Dear brother, please do seek treatment with your therapist as soon as possible. It sounds as though you are in a crisis mode regarding the OCD. As you said, it is stronger than before, and it has taken over your life, you cannot control it and you are scared. It may be the OCD alongside something else that is going on.

Perhaps there is another mental health component that has arisen that is causing you to actually believe in the OCD thoughts.

I kindly suggest that you also ask your therapist about additional education regarding OCD, support groups as well as stress management techniques. In shaa’ Allah, with these additional supports, you will be better able to handle an OCD flare up in the future.


Please do seek treatment now as there is no reason why you must suffer like this. In shaa’ Allah, dear brother, once you are in treatment and resolve your symptoms, you will be stable again. Just make sure that you remain in contact with your therapist and have resources and coping tools should you begin to feel it coming back. It is a lifelong disorder, like many other mental and physical disorders we humans have, but it is treatable.

We wish you the best.


Disclaimer: The conceptualization and recommendations stated in this response are very general and purely based on the limited information provided in the question. In no event shall AboutIslam, its counselors or employees be held liable for any damages that may arise from your decision in the use of our services.

Read more:

How to Take the Power Back from Intrusive Thought OCD?

Islamic Cure for OCD

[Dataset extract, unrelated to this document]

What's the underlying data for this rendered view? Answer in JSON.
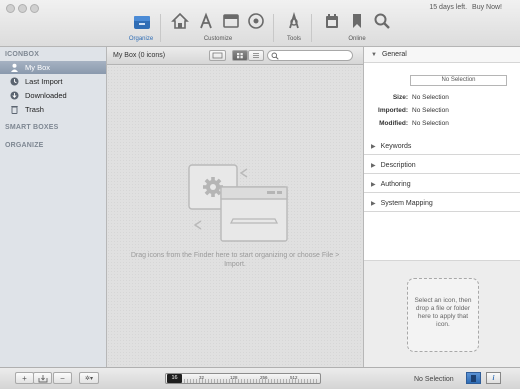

About Aisha Mohammad
Aisha has a PhD in psychology, an MS in public health and a PsyD. Aisha worked as a Counselor/Psychologist for 12 years at Geneva B. Scruggs Community Health Care Center in New York. She has worked with clients with mental health issues such as anxiety, depression, panic disorder, trauma, and OCD. She also facilitated support groups and provided specialized services for victims of domestic violence, HIV positive individuals, as well youth/teen issues. Aisha is certified in Mindfulness, Trauma Informed Care, Behavioral Management, Restorative Justice/ Healing Circles, Conflict Resolution, Mediation, and Confidentiality & Security. Aisha is also a Certified Life Coach, and Relationship Workshop facilitator. Aisha has a part-time Life Coaching practice in which she integrates the educational concepts of stress reduction, mindfulness, introspection, empowerment, self love and acceptance and spirituality to create a holistic healing journey for clients. Aisha is also a part of several organizations that advocates for prisoner rights/reentry, social & food justice, as well as advocating for an end to oppression & racism. In her spare time, Aisha enjoys her family, photography, nature, martial arts classes, Islamic studies, volunteering/charity work, as well as working on her book and spoken word projects.